* **Supplied records**:
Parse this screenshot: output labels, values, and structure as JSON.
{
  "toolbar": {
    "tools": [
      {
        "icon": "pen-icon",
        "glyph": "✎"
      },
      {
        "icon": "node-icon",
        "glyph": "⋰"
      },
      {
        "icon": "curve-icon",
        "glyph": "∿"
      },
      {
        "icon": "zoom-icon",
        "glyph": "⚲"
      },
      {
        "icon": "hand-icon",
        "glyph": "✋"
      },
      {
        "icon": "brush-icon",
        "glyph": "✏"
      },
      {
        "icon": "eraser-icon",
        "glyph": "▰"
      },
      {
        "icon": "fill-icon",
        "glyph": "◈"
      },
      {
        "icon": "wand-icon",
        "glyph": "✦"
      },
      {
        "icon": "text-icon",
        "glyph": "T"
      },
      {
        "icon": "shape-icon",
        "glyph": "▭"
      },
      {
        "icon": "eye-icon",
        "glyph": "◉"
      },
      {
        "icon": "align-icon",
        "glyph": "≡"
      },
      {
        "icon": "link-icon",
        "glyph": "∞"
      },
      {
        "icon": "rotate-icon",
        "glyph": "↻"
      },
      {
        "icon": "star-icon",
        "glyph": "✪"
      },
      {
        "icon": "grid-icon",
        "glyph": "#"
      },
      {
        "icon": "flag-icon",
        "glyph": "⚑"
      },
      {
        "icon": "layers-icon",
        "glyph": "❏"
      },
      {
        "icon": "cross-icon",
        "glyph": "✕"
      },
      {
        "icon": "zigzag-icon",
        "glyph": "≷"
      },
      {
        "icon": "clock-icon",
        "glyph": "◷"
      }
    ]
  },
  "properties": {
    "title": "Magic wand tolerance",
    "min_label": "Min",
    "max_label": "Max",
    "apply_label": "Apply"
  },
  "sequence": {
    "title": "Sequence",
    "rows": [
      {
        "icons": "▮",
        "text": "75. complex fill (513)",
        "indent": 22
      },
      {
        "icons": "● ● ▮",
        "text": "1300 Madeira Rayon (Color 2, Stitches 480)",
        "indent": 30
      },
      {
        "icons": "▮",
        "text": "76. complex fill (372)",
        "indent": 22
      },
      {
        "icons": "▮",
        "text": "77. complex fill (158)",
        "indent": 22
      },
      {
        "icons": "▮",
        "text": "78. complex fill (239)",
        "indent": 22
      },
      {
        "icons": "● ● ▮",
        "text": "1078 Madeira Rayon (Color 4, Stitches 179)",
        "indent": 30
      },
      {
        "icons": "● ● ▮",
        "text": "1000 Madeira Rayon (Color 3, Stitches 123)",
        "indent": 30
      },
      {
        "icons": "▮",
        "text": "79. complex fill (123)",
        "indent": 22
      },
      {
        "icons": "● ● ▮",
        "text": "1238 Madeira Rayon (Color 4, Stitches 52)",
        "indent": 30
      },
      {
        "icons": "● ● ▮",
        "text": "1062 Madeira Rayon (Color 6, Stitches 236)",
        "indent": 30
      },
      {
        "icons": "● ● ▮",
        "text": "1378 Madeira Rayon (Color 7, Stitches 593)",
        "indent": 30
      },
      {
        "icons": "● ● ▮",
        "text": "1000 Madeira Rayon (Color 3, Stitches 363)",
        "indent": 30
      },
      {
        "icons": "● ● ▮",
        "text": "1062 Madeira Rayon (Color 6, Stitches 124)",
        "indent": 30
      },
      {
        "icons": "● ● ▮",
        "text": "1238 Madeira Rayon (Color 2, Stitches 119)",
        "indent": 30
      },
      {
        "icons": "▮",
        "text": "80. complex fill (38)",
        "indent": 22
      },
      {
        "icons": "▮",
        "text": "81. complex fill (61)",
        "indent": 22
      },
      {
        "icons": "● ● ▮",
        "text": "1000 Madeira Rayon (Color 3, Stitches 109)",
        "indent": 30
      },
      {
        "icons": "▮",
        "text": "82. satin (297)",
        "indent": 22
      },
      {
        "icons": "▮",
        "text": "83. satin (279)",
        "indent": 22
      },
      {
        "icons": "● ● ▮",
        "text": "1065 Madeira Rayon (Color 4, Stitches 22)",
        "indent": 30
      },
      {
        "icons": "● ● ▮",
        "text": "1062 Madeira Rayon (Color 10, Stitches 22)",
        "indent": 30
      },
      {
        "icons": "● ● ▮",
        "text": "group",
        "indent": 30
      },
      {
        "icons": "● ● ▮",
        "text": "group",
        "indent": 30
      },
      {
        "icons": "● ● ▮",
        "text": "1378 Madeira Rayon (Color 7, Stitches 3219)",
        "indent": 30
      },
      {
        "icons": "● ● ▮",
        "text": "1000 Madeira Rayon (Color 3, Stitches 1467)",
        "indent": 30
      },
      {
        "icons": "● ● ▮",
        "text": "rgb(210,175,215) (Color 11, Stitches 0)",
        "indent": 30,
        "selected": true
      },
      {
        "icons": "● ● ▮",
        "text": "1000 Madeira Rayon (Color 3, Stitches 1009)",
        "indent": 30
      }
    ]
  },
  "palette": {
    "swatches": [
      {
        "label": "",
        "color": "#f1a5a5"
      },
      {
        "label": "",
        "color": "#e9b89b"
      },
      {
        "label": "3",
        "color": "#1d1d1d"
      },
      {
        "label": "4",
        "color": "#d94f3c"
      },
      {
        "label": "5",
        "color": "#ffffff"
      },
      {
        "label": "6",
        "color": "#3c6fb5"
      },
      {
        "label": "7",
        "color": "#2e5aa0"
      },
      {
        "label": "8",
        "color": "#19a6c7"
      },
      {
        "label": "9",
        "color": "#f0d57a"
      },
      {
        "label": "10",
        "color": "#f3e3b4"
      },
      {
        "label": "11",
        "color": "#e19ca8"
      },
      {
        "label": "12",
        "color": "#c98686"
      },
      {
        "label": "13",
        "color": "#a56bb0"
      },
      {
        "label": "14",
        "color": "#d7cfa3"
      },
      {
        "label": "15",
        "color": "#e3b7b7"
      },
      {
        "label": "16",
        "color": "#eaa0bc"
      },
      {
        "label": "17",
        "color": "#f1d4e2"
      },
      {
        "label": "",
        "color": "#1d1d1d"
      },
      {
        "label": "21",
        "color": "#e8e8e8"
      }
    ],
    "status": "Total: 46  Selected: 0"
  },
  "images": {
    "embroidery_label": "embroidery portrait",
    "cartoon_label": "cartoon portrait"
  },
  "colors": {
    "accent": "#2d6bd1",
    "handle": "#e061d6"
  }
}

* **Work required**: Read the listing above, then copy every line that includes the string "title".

* **Task solution**:
    "title": "Magic wand tolerance",
    "title": "Sequence",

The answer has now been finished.